Sports teams, sports leagues, sport seasons, playoffs, championships mark time like nothing else. As the last decade of the millennium began that January, it was the beginning of the end for my marriage, as it would turn out to be for Joe Montana appearing in the Super Bowl. Time is a most mysterious thing. A major preoccupation of western philosophy is whether man has the ability to know time. I definitely felt something was afoot, that some momentous shift was underway that winter. The 49ers had never looked so machine-like as they did that year. They had a slightly better record in their 1984 championship season, and that was probably a better team. But it was a joyous affair, whereas the 1989 San Francisco 49ers were all corporately-perfected business.
The next season the 49ers would equal their 14-2 regular season record of 1989. Montana was reaching a level of control and mastery at quarterback that is hard for us to understand today -- like Drew Brees, but mentally stronger; like Tom Brady, but more able to create opportunities for victory; like Aaron Rodgers, but more of a leader. If you want to see what I'm talking about, check out the 1990 NFC Championship Game between the New York Giants and the 49ers. Before Montana is knocked out of the game by a vicious blindside Leonard Marshall hit, he is in control -- a man at the top of the game.
That hit by Marshall would cause Montana to miss nearly two seasons with an elbow injury. When he returned, Steve Young had assumed leadership of the 49ers. Eddie DeBartolo traded Montana to the Kansas City Chiefs in the spring of 1993.
By that time I was divorced, living in Brooklyn with my new girlfriend and getting ready to move to Texas. I would listen on the kitchen radio in San Antonio as Montana made his playoff run that 1993 season with the Chiefs. But the loss the 49ers suffered to the New York Giants in the 1990 NFC Championship that brought the Montana-era to an abrupt end -- I watched the game at a friend's Manhattan basement apartment --would also spell the end of my life as I lived it up until then, a life lugubriously recorded in this "Colt 45 Chronicle." From the spring of 1990 forward I would lead a much more solitary existence. My transition to this new lifestyle and the end of the Joe Montana-era will be told in Shit Stinks, a spontaneous prose document written the summer of 1991. But for now, it's letter number 38.

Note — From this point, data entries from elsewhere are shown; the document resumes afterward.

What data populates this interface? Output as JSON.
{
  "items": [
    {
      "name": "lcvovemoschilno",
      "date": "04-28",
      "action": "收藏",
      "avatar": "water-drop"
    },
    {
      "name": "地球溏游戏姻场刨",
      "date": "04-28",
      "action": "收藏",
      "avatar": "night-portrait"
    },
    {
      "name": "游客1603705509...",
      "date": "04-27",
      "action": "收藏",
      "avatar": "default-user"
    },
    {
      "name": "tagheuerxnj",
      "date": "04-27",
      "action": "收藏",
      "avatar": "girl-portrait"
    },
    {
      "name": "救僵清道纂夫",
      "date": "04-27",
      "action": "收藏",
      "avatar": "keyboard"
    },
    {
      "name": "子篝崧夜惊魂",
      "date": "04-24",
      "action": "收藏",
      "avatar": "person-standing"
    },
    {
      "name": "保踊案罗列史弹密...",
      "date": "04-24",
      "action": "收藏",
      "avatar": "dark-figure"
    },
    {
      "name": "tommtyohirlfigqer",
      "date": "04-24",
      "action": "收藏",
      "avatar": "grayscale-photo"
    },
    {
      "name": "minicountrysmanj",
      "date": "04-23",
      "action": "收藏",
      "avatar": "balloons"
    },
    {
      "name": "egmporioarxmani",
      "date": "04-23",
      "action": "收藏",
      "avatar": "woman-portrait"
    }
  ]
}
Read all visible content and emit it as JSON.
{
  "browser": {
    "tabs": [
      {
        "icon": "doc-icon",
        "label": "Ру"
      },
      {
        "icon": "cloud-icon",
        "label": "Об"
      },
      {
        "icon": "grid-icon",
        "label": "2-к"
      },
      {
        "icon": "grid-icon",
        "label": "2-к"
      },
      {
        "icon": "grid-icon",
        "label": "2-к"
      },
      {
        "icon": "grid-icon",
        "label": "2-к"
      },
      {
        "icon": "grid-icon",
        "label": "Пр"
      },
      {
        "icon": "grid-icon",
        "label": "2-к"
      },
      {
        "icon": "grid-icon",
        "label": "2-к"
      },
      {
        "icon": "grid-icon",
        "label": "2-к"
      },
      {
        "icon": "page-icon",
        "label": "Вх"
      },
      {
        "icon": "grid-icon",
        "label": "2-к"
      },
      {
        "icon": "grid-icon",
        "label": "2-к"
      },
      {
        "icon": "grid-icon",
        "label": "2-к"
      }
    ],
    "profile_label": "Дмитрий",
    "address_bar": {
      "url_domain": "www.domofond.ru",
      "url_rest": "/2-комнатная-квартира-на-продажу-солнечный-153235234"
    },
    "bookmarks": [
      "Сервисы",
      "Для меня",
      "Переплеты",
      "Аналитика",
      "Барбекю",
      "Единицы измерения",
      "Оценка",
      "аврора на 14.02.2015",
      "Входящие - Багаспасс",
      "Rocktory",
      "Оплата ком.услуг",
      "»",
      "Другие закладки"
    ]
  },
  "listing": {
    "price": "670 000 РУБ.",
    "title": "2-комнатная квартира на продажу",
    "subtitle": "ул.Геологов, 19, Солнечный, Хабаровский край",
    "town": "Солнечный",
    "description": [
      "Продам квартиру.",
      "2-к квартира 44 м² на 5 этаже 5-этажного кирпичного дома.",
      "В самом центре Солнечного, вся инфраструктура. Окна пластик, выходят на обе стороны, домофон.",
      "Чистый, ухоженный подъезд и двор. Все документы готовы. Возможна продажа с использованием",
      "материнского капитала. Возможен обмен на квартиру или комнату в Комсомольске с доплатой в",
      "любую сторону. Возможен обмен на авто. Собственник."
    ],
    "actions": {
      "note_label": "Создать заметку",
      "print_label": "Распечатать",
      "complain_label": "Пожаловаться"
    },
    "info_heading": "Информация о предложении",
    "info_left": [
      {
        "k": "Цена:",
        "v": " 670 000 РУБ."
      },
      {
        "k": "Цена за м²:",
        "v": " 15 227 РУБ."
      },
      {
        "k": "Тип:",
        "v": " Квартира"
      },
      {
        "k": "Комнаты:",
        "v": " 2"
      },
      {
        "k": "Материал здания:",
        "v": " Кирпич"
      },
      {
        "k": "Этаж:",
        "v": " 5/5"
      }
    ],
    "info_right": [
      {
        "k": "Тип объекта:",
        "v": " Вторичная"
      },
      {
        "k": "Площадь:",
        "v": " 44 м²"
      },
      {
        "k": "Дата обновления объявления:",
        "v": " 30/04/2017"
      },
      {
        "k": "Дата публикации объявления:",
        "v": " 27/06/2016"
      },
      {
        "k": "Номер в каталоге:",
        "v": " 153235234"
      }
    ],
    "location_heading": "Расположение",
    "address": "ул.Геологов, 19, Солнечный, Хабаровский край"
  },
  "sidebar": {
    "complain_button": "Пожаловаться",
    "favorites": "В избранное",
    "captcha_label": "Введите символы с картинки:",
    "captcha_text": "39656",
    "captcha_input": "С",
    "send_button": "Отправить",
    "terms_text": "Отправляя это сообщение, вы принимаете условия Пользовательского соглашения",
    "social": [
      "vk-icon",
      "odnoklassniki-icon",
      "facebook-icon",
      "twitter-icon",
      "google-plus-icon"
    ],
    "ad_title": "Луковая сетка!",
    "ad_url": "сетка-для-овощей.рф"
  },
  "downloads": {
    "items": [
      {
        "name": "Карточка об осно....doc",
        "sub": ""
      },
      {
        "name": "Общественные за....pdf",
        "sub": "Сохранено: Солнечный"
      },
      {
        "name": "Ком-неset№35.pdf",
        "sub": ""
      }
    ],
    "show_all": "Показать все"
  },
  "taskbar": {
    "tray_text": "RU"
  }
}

I'm tardy in my correspondence. Let me explain. I believe that when I wrote you the last time I spent a small amount of space filling you in on my resignation (immediate and verbal) from the polluted Wall Street law offices of DAVIS POLK & WARDWELL. Well, as it all turns out, I was out of work for almost a month, enough time to enjoy the eerie, truly eerie, 49ers devastation of any and all playoff competition. It was so goddamn eerie and alien for me, a dyed-in-the-wool career 49er sufferer and supporter, that I would hit the bourbon and get speech-slurring drunk, being better able to deal with what was going to happen next by looking at it through flannel gauze Jack Daniels glasses. Anyway, it ended joylessly in New Orleans in the most perverse -- most lopsided -- scoring orgy in the history of the Super Bowl.